Every entry below is to be copied exactly, with nothing omitted.

* * *

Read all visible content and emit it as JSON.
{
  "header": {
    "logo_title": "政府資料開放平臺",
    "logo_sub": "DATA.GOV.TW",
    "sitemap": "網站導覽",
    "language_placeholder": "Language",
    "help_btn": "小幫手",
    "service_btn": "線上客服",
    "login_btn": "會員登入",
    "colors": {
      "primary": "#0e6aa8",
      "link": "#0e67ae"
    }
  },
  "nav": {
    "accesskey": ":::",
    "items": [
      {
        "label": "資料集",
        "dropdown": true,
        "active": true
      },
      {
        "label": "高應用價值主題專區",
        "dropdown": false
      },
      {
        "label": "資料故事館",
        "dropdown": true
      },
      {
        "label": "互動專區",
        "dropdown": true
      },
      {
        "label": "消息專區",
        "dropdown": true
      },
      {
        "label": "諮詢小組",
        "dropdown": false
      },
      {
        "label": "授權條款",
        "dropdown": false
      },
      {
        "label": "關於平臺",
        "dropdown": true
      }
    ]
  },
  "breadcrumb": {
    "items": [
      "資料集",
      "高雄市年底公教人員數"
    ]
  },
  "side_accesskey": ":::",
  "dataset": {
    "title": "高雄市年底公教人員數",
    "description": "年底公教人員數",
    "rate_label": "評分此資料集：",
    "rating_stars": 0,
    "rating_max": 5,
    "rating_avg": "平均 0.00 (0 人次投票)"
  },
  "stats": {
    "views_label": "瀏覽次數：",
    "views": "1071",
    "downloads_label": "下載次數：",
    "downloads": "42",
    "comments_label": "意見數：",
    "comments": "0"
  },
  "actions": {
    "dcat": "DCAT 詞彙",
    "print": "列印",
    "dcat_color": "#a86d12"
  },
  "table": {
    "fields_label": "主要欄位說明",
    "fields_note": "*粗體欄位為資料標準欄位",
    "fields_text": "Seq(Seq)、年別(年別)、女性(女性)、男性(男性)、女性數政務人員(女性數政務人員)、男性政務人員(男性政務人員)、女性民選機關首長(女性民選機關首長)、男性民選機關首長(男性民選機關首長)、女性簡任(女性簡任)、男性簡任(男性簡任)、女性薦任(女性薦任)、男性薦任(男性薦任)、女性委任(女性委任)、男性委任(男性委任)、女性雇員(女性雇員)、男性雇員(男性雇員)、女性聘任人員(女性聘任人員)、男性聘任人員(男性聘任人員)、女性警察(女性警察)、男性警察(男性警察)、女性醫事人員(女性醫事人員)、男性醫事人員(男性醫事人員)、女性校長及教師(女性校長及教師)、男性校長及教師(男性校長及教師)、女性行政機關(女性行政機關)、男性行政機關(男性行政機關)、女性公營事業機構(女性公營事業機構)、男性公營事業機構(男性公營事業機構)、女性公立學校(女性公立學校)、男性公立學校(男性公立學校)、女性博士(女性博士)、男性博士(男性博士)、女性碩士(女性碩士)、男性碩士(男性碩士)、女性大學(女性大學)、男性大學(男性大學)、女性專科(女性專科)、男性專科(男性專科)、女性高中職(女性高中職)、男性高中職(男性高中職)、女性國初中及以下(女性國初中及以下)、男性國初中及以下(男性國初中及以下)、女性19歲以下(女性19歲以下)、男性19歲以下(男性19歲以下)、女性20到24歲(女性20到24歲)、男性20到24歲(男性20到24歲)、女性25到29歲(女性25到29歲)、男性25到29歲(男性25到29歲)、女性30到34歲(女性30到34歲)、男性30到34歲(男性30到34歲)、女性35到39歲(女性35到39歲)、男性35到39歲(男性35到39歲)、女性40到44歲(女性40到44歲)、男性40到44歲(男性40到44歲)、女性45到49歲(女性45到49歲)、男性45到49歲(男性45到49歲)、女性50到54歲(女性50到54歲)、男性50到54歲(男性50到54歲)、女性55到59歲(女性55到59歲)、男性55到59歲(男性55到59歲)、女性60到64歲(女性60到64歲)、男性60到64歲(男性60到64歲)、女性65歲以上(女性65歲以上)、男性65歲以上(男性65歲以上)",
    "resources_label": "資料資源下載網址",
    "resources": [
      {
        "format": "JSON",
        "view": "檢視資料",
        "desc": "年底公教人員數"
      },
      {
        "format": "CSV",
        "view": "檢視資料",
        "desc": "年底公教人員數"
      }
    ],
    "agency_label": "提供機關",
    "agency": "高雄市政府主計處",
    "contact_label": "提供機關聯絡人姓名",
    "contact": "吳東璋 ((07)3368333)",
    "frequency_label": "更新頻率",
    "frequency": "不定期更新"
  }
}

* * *

# [Solution]
Read all visible content and emit it as JSON.
{
  "header": {
    "logo_title": "政府資料開放平臺",
    "logo_sub": "DATA.GOV.TW",
    "sitemap": "網站導覽",
    "language_placeholder": "Language",
    "help_btn": "小幫手",
    "service_btn": "線上客服",
    "login_btn": "會員登入",
    "colors": {
      "primary": "#0e6aa8",
      "link": "#0e67ae"
    }
  },
  "nav": {
    "accesskey": ":::",
    "items": [
      {
        "label": "資料集",
        "dropdown": true,
        "active": true
      },
      {
        "label": "高應用價值主題專區",
        "dropdown": false
      },
      {
        "label": "資料故事館",
        "dropdown": true
      },
      {
        "label": "互動專區",
        "dropdown": true
      },
      {
        "label": "消息專區",
        "dropdown": true
      },
      {
        "label": "諮詢小組",
        "dropdown": false
      },
      {
        "label": "授權條款",
        "dropdown": false
      },
      {
        "label": "關於平臺",
        "dropdown": true
      }
    ]
  },
  "breadcrumb": {
    "items": [
      "資料集",
      "高雄市年底公教人員數"
    ]
  },
  "side_accesskey": ":::",
  "dataset": {
    "title": "高雄市年底公教人員數",
    "description": "年底公教人員數",
    "rate_label": "評分此資料集：",
    "rating_stars": 0,
    "rating_max": 5,
    "rating_avg": "平均 0.00 (0 人次投票)"
  },
  "stats": {
    "views_label": "瀏覽次數：",
    "views": "1071",
    "downloads_label": "下載次數：",
    "downloads": "42",
    "comments_label": "意見數：",
    "comments": "0"
  },
  "actions": {
    "dcat": "DCAT 詞彙",
    "print": "列印",
    "dcat_color": "#a86d12"
  },
  "table": {
    "fields_label": "主要欄位說明",
    "fields_note": "*粗體欄位為資料標準欄位",
    "fields_text": "Seq(Seq)、年別(年別)、女性(女性)、男性(男性)、女性數政務人員(女性數政務人員)、男性政務人員(男性政務人員)、女性民選機關首長(女性民選機關首長)、男性民選機關首長(男性民選機關首長)、女性簡任(女性簡任)、男性簡任(男性簡任)、女性薦任(女性薦任)、男性薦任(男性薦任)、女性委任(女性委任)、男性委任(男性委任)、女性雇員(女性雇員)、男性雇員(男性雇員)、女性聘任人員(女性聘任人員)、男性聘任人員(男性聘任人員)、女性警察(女性警察)、男性警察(男性警察)、女性醫事人員(女性醫事人員)、男性醫事人員(男性醫事人員)、女性校長及教師(女性校長及教師)、男性校長及教師(男性校長及教師)、女性行政機關(女性行政機關)、男性行政機關(男性行政機關)、女性公營事業機構(女性公營事業機構)、男性公營事業機構(男性公營事業機構)、女性公立學校(女性公立學校)、男性公立學校(男性公立學校)、女性博士(女性博士)、男性博士(男性博士)、女性碩士(女性碩士)、男性碩士(男性碩士)、女性大學(女性大學)、男性大學(男性大學)、女性專科(女性專科)、男性專科(男性專科)、女性高中職(女性高中職)、男性高中職(男性高中職)、女性國初中及以下(女性國初中及以下)、男性國初中及以下(男性國初中及以下)、女性19歲以下(女性19歲以下)、男性19歲以下(男性19歲以下)、女性20到24歲(女性20到24歲)、男性20到24歲(男性20到24歲)、女性25到29歲(女性25到29歲)、男性25到29歲(男性25到29歲)、女性30到34歲(女性30到34歲)、男性30到34歲(男性30到34歲)、女性35到39歲(女性35到39歲)、男性35到39歲(男性35到39歲)、女性40到44歲(女性40到44歲)、男性40到44歲(男性40到44歲)、女性45到49歲(女性45到49歲)、男性45到49歲(男性45到49歲)、女性50到54歲(女性50到54歲)、男性50到54歲(男性50到54歲)、女性55到59歲(女性55到59歲)、男性55到59歲(男性55到59歲)、女性60到64歲(女性60到64歲)、男性60到64歲(男性60到64歲)、女性65歲以上(女性65歲以上)、男性65歲以上(男性65歲以上)",
    "resources_label": "資料資源下載網址",
    "resources": [
      {
        "format": "JSON",
        "view": "檢視資料",
        "desc": "年底公教人員數"
      },
      {
        "format": "CSV",
        "view": "檢視資料",
        "desc": "年底公教人員數"
      }
    ],
    "agency_label": "提供機關",
    "agency": "高雄市政府主計處",
    "contact_label": "提供機關聯絡人姓名",
    "contact": "吳東璋 ((07)3368333)",
    "frequency_label": "更新頻率",
    "frequency": "不定期更新"
  }
}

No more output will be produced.